Since the creation of the automobile, the way Americans think about travel has stayed relatively static. Where cities were once hyper-dense areas abuzz with ambulation, the 1920s brought with them widening streets and sprawling suburbs. Pedestrians became obstacles, moving stop signs that halted the flow of traffic, fodder for the ever-present sound of car horns. The automobile shaped our cities, our towns, our mindsets. As such, Americans walk less and drive more than any other industrialized nation. Somewhere near the beginning of the last century, the car drove itself into the forefront of our collective consciousness, applied its parking brake, and took up permanent residence.
But, there's change (and terrible puns) afoot.
Communities of all sizes are working with their Departments of Transportation to create more walkable neighborhoods, real estate brokers are measuring quality of location by measuring pedestrian friendliness and sites like Walkscore.com went from being a small startup to being a Mecca for both renters and buyers. While it may not be a full-on walkers' revolution, it's definitely a great place to start.
But, what does "walkability" actually mean? How do we define what makes a city or neighborhood walkable?
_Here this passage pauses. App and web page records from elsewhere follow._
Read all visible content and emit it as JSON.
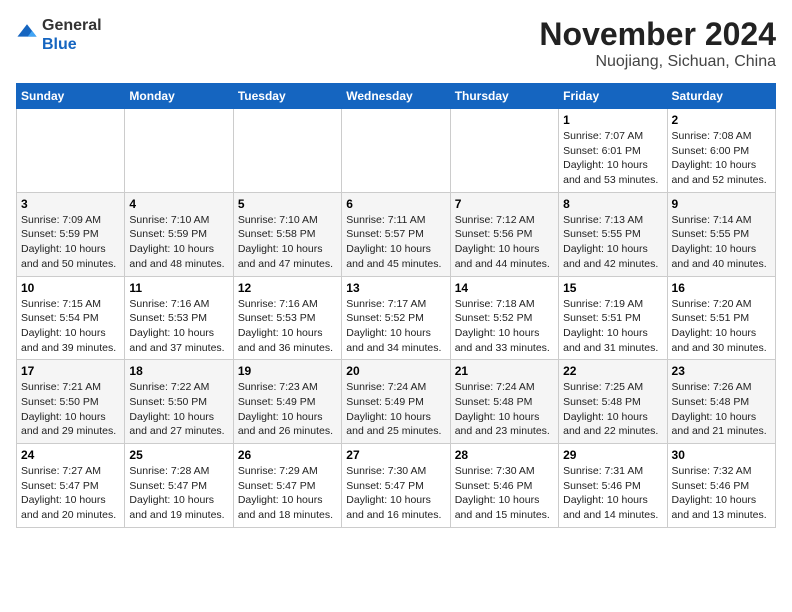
{
  "header": {
    "logo": {
      "line1": "General",
      "line2": "Blue"
    },
    "title": "November 2024",
    "location": "Nuojiang, Sichuan, China"
  },
  "calendar": {
    "weekdays": [
      "Sunday",
      "Monday",
      "Tuesday",
      "Wednesday",
      "Thursday",
      "Friday",
      "Saturday"
    ],
    "rows": [
      [
        {
          "day": "",
          "info": ""
        },
        {
          "day": "",
          "info": ""
        },
        {
          "day": "",
          "info": ""
        },
        {
          "day": "",
          "info": ""
        },
        {
          "day": "",
          "info": ""
        },
        {
          "day": "1",
          "info": "Sunrise: 7:07 AM\nSunset: 6:01 PM\nDaylight: 10 hours and 53 minutes."
        },
        {
          "day": "2",
          "info": "Sunrise: 7:08 AM\nSunset: 6:00 PM\nDaylight: 10 hours and 52 minutes."
        }
      ],
      [
        {
          "day": "3",
          "info": "Sunrise: 7:09 AM\nSunset: 5:59 PM\nDaylight: 10 hours and 50 minutes."
        },
        {
          "day": "4",
          "info": "Sunrise: 7:10 AM\nSunset: 5:59 PM\nDaylight: 10 hours and 48 minutes."
        },
        {
          "day": "5",
          "info": "Sunrise: 7:10 AM\nSunset: 5:58 PM\nDaylight: 10 hours and 47 minutes."
        },
        {
          "day": "6",
          "info": "Sunrise: 7:11 AM\nSunset: 5:57 PM\nDaylight: 10 hours and 45 minutes."
        },
        {
          "day": "7",
          "info": "Sunrise: 7:12 AM\nSunset: 5:56 PM\nDaylight: 10 hours and 44 minutes."
        },
        {
          "day": "8",
          "info": "Sunrise: 7:13 AM\nSunset: 5:55 PM\nDaylight: 10 hours and 42 minutes."
        },
        {
          "day": "9",
          "info": "Sunrise: 7:14 AM\nSunset: 5:55 PM\nDaylight: 10 hours and 40 minutes."
        }
      ],
      [
        {
          "day": "10",
          "info": "Sunrise: 7:15 AM\nSunset: 5:54 PM\nDaylight: 10 hours and 39 minutes."
        },
        {
          "day": "11",
          "info": "Sunrise: 7:16 AM\nSunset: 5:53 PM\nDaylight: 10 hours and 37 minutes."
        },
        {
          "day": "12",
          "info": "Sunrise: 7:16 AM\nSunset: 5:53 PM\nDaylight: 10 hours and 36 minutes."
        },
        {
          "day": "13",
          "info": "Sunrise: 7:17 AM\nSunset: 5:52 PM\nDaylight: 10 hours and 34 minutes."
        },
        {
          "day": "14",
          "info": "Sunrise: 7:18 AM\nSunset: 5:52 PM\nDaylight: 10 hours and 33 minutes."
        },
        {
          "day": "15",
          "info": "Sunrise: 7:19 AM\nSunset: 5:51 PM\nDaylight: 10 hours and 31 minutes."
        },
        {
          "day": "16",
          "info": "Sunrise: 7:20 AM\nSunset: 5:51 PM\nDaylight: 10 hours and 30 minutes."
        }
      ],
      [
        {
          "day": "17",
          "info": "Sunrise: 7:21 AM\nSunset: 5:50 PM\nDaylight: 10 hours and 29 minutes."
        },
        {
          "day": "18",
          "info": "Sunrise: 7:22 AM\nSunset: 5:50 PM\nDaylight: 10 hours and 27 minutes."
        },
        {
          "day": "19",
          "info": "Sunrise: 7:23 AM\nSunset: 5:49 PM\nDaylight: 10 hours and 26 minutes."
        },
        {
          "day": "20",
          "info": "Sunrise: 7:24 AM\nSunset: 5:49 PM\nDaylight: 10 hours and 25 minutes."
        },
        {
          "day": "21",
          "info": "Sunrise: 7:24 AM\nSunset: 5:48 PM\nDaylight: 10 hours and 23 minutes."
        },
        {
          "day": "22",
          "info": "Sunrise: 7:25 AM\nSunset: 5:48 PM\nDaylight: 10 hours and 22 minutes."
        },
        {
          "day": "23",
          "info": "Sunrise: 7:26 AM\nSunset: 5:48 PM\nDaylight: 10 hours and 21 minutes."
        }
      ],
      [
        {
          "day": "24",
          "info": "Sunrise: 7:27 AM\nSunset: 5:47 PM\nDaylight: 10 hours and 20 minutes."
        },
        {
          "day": "25",
          "info": "Sunrise: 7:28 AM\nSunset: 5:47 PM\nDaylight: 10 hours and 19 minutes."
        },
        {
          "day": "26",
          "info": "Sunrise: 7:29 AM\nSunset: 5:47 PM\nDaylight: 10 hours and 18 minutes."
        },
        {
          "day": "27",
          "info": "Sunrise: 7:30 AM\nSunset: 5:47 PM\nDaylight: 10 hours and 16 minutes."
        },
        {
          "day": "28",
          "info": "Sunrise: 7:30 AM\nSunset: 5:46 PM\nDaylight: 10 hours and 15 minutes."
        },
        {
          "day": "29",
          "info": "Sunrise: 7:31 AM\nSunset: 5:46 PM\nDaylight: 10 hours and 14 minutes."
        },
        {
          "day": "30",
          "info": "Sunrise: 7:32 AM\nSunset: 5:46 PM\nDaylight: 10 hours and 13 minutes."
        }
      ]
    ]
  }
}
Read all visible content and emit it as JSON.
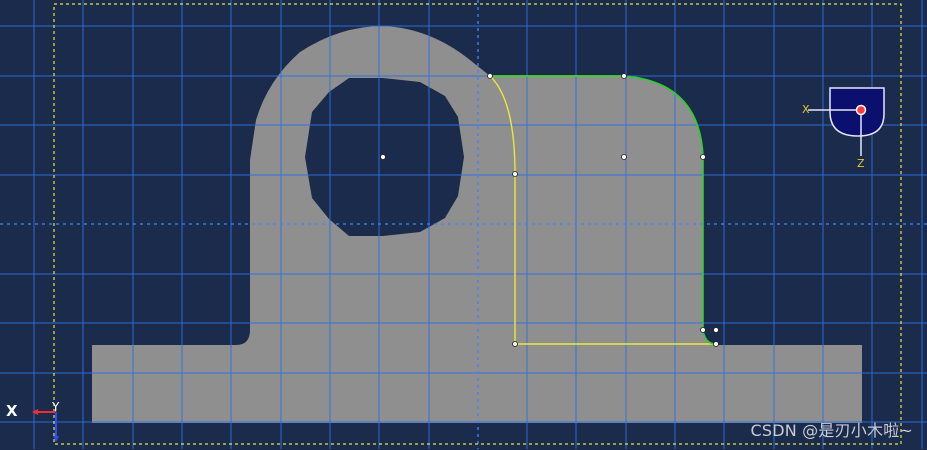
{
  "viewport": {
    "background": "#1b2b4b",
    "grid_color": "#2f6fe0",
    "part_fill": "#8f8f8f",
    "selected_edge_color": "#e8e83a",
    "highlight_edge_color": "#2ad12a",
    "boundary_dash_color": "#e8e83a"
  },
  "view_cube": {
    "icon": "view-orientation-cube-icon",
    "x_label": "X",
    "z_label": "Z",
    "label_color": "#e6c52a",
    "face_color": "#0b0f6e"
  },
  "triad": {
    "icon": "coordinate-triad-icon",
    "x_label": "X",
    "y_label": "Y"
  },
  "watermark": {
    "text": "CSDN @是刃小木啦~"
  }
}
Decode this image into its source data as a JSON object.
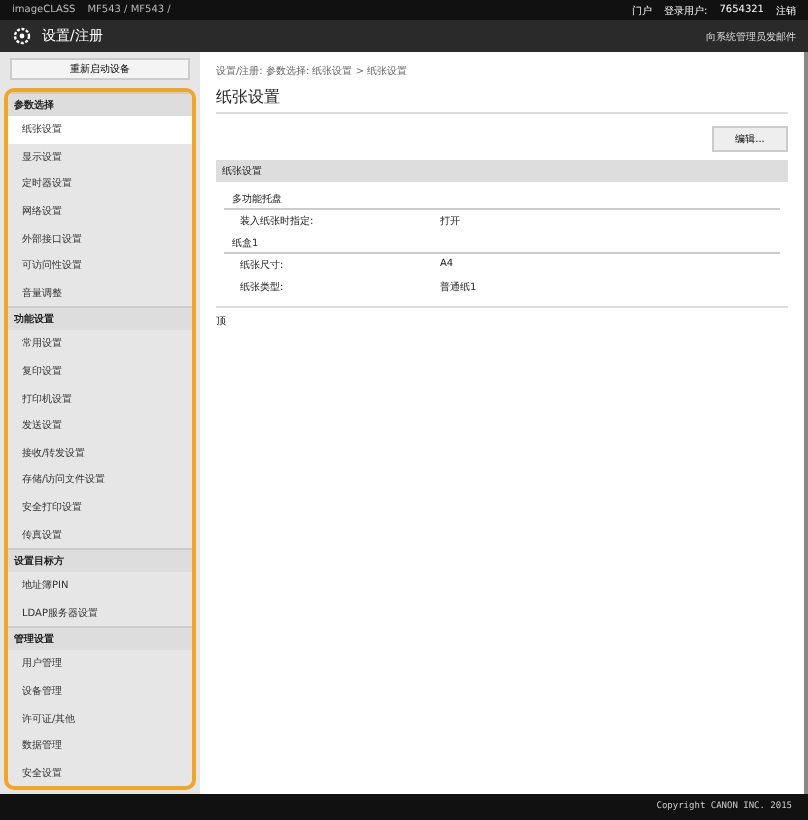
{
  "top_bar": {
    "device": "imageCLASS",
    "address": "MF543 / MF543 /",
    "links": [
      {
        "label": "门户"
      },
      {
        "label": "登录用户:"
      }
    ],
    "user": "7654321",
    "logout": "注销"
  },
  "header": {
    "title": "设置/注册",
    "mail_link": "向系统管理员发邮件"
  },
  "sidebar": {
    "restart_button": "重新启动设备",
    "sections": [
      {
        "title": "参数选择",
        "items": [
          {
            "label": "纸张设置",
            "selected": true
          },
          {
            "label": "显示设置",
            "selected": false
          },
          {
            "label": "定时器设置",
            "selected": false
          },
          {
            "label": "网络设置",
            "selected": false
          },
          {
            "label": "外部接口设置",
            "selected": false
          },
          {
            "label": "可访问性设置",
            "selected": false
          },
          {
            "label": "音量调整",
            "selected": false
          }
        ]
      },
      {
        "title": "功能设置",
        "items": [
          {
            "label": "常用设置",
            "selected": false
          },
          {
            "label": "复印设置",
            "selected": false
          },
          {
            "label": "打印机设置",
            "selected": false
          },
          {
            "label": "发送设置",
            "selected": false
          },
          {
            "label": "接收/转发设置",
            "selected": false
          },
          {
            "label": "存储/访问文件设置",
            "selected": false
          },
          {
            "label": "安全打印设置",
            "selected": false
          },
          {
            "label": "传真设置",
            "selected": false
          }
        ]
      },
      {
        "title": "设置目标方",
        "items": [
          {
            "label": "地址簿PIN",
            "selected": false
          },
          {
            "label": "LDAP服务器设置",
            "selected": false
          }
        ]
      },
      {
        "title": "管理设置",
        "items": [
          {
            "label": "用户管理",
            "selected": false
          },
          {
            "label": "设备管理",
            "selected": false
          },
          {
            "label": "许可证/其他",
            "selected": false
          },
          {
            "label": "数据管理",
            "selected": false
          },
          {
            "label": "安全设置",
            "selected": false
          }
        ]
      }
    ]
  },
  "main": {
    "breadcrumb": "设置/注册: 参数选择: 纸张设置 > 纸张设置",
    "title": "纸张设置",
    "edit_button": "编辑...",
    "section_title": "纸张设置",
    "groups": [
      {
        "title": "多功能托盘",
        "rows": [
          {
            "label": "装入纸张时指定:",
            "value": "打开"
          }
        ]
      },
      {
        "title": "纸盒1",
        "rows": [
          {
            "label": "纸张尺寸:",
            "value": "A4"
          },
          {
            "label": "纸张类型:",
            "value": "普通纸1"
          }
        ]
      }
    ],
    "top_link": "顶"
  },
  "footer": {
    "copyright": "Copyright CANON INC. 2015"
  }
}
Melody Geraci, Deputy Director of the Active Transportation Alliance, and WBEZ architecture blogger Lee Bey join Steve Edwards on Afternoon Shift to take an in-depth stroll through the definitions and applications of walkability.